[Opening Source material section]

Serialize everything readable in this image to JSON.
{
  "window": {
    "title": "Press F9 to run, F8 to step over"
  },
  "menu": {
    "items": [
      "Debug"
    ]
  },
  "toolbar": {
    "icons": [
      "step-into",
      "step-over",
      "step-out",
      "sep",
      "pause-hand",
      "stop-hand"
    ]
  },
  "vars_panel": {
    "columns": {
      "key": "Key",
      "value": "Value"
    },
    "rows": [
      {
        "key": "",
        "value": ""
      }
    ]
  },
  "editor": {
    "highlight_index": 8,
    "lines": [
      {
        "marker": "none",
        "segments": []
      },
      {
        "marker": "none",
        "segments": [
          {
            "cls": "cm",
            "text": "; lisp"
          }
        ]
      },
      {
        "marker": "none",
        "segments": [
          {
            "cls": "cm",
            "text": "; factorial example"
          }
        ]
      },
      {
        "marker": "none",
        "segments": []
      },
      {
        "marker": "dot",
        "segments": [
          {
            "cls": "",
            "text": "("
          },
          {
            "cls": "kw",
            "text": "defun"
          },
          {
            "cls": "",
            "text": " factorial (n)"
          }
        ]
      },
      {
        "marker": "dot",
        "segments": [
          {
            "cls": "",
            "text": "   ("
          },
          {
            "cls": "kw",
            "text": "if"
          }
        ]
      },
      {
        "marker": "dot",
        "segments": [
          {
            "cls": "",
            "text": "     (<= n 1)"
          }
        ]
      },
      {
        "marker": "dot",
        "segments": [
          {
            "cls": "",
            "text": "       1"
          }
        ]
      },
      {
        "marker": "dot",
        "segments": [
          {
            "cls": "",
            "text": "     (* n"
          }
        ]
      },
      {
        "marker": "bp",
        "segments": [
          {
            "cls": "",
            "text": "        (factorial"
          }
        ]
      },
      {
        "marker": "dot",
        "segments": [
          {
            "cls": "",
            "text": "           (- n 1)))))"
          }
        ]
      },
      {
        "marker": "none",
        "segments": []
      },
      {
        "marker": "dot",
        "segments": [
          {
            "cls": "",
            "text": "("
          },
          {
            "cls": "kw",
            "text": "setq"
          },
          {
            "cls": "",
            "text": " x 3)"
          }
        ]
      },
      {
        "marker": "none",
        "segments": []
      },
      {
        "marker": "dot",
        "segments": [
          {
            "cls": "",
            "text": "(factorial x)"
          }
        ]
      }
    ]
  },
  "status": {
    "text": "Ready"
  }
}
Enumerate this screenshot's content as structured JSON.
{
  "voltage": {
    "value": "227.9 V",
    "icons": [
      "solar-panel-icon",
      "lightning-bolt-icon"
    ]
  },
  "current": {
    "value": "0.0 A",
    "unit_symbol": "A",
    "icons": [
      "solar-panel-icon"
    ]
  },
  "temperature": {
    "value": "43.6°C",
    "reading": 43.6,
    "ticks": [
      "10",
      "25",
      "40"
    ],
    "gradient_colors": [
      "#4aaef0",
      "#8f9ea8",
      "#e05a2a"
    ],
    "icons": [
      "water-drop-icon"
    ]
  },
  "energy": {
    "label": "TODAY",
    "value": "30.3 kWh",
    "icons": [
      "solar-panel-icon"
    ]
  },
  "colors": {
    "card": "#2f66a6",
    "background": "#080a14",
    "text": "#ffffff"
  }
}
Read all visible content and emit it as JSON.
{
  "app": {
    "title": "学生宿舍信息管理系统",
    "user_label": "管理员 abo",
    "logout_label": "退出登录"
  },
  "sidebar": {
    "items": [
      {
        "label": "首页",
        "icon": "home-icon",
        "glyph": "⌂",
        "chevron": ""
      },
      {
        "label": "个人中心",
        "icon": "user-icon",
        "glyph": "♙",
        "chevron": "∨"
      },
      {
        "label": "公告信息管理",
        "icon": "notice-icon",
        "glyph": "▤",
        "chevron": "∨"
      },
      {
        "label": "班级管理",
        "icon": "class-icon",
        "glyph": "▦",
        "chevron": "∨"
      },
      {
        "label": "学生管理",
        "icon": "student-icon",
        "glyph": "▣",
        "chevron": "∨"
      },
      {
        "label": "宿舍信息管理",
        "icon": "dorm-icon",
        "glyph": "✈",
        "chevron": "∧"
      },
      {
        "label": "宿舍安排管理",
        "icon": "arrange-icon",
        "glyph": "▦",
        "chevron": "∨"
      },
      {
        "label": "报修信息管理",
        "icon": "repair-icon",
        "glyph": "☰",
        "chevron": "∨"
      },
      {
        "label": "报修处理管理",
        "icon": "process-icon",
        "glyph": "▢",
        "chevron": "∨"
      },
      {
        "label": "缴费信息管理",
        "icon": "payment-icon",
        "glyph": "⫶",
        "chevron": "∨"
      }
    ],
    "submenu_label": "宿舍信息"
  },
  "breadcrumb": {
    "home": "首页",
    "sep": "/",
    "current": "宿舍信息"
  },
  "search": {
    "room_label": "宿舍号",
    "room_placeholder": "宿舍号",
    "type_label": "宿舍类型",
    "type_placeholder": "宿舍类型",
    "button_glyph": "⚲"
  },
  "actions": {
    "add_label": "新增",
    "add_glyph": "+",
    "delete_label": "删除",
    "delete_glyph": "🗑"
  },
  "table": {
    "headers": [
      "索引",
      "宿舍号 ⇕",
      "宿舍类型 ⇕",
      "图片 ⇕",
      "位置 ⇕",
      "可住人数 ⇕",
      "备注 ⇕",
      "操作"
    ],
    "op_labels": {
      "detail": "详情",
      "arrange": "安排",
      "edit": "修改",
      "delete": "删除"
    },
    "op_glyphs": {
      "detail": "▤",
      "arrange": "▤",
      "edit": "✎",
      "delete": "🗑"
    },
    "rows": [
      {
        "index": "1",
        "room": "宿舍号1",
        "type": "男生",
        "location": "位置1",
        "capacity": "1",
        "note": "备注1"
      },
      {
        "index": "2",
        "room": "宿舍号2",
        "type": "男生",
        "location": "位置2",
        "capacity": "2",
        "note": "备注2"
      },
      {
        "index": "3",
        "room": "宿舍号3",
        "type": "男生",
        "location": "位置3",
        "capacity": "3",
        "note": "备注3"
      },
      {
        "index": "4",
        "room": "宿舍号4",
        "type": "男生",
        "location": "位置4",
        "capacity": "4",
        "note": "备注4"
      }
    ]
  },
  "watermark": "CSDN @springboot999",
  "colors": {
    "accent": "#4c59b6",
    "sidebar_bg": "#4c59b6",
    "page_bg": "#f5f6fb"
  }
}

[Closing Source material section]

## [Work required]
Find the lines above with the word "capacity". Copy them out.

## [Task solution]
        "capacity": "1",
        "capacity": "2",
        "capacity": "3",
        "capacity": "4",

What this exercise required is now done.